◆ WORK TO COMPLETE ◆
Nothing in the data may be altered; copy it all exactly.

◆ THE DATA ◆

* * * * * * *

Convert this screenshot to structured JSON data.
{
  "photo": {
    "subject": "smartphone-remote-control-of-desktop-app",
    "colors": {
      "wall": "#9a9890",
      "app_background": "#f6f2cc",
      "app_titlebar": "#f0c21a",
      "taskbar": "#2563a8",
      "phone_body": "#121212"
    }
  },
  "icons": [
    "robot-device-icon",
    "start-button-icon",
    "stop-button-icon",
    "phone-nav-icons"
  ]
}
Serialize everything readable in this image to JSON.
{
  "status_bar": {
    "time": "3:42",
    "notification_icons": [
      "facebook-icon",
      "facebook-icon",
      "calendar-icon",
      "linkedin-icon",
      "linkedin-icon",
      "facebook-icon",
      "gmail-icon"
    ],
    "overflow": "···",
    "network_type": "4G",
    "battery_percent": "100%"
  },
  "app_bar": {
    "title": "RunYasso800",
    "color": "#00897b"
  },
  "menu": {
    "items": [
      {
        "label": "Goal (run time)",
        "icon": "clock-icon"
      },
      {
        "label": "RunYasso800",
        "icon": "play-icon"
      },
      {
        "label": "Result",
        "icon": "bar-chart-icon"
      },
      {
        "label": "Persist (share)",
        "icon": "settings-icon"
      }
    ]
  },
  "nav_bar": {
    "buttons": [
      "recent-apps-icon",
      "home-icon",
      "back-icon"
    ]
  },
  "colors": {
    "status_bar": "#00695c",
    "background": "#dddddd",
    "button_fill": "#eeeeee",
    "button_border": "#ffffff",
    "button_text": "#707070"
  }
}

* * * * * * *

◆ SOLUTION TO THE EXERCISE ◆
Convert this screenshot to structured JSON data.
{
  "photo": {
    "subject": "smartphone-remote-control-of-desktop-app",
    "colors": {
      "wall": "#9a9890",
      "app_background": "#f6f2cc",
      "app_titlebar": "#f0c21a",
      "taskbar": "#2563a8",
      "phone_body": "#121212"
    }
  },
  "icons": [
    "robot-device-icon",
    "start-button-icon",
    "stop-button-icon",
    "phone-nav-icons"
  ]
}
Serialize everything readable in this image to JSON.
{
  "status_bar": {
    "time": "3:42",
    "notification_icons": [
      "facebook-icon",
      "facebook-icon",
      "calendar-icon",
      "linkedin-icon",
      "linkedin-icon",
      "facebook-icon",
      "gmail-icon"
    ],
    "overflow": "···",
    "network_type": "4G",
    "battery_percent": "100%"
  },
  "app_bar": {
    "title": "RunYasso800",
    "color": "#00897b"
  },
  "menu": {
    "items": [
      {
        "label": "Goal (run time)",
        "icon": "clock-icon"
      },
      {
        "label": "RunYasso800",
        "icon": "play-icon"
      },
      {
        "label": "Result",
        "icon": "bar-chart-icon"
      },
      {
        "label": "Persist (share)",
        "icon": "settings-icon"
      }
    ]
  },
  "nav_bar": {
    "buttons": [
      "recent-apps-icon",
      "home-icon",
      "back-icon"
    ]
  },
  "colors": {
    "status_bar": "#00695c",
    "background": "#dddddd",
    "button_fill": "#eeeeee",
    "button_border": "#ffffff",
    "button_text": "#707070"
  }
}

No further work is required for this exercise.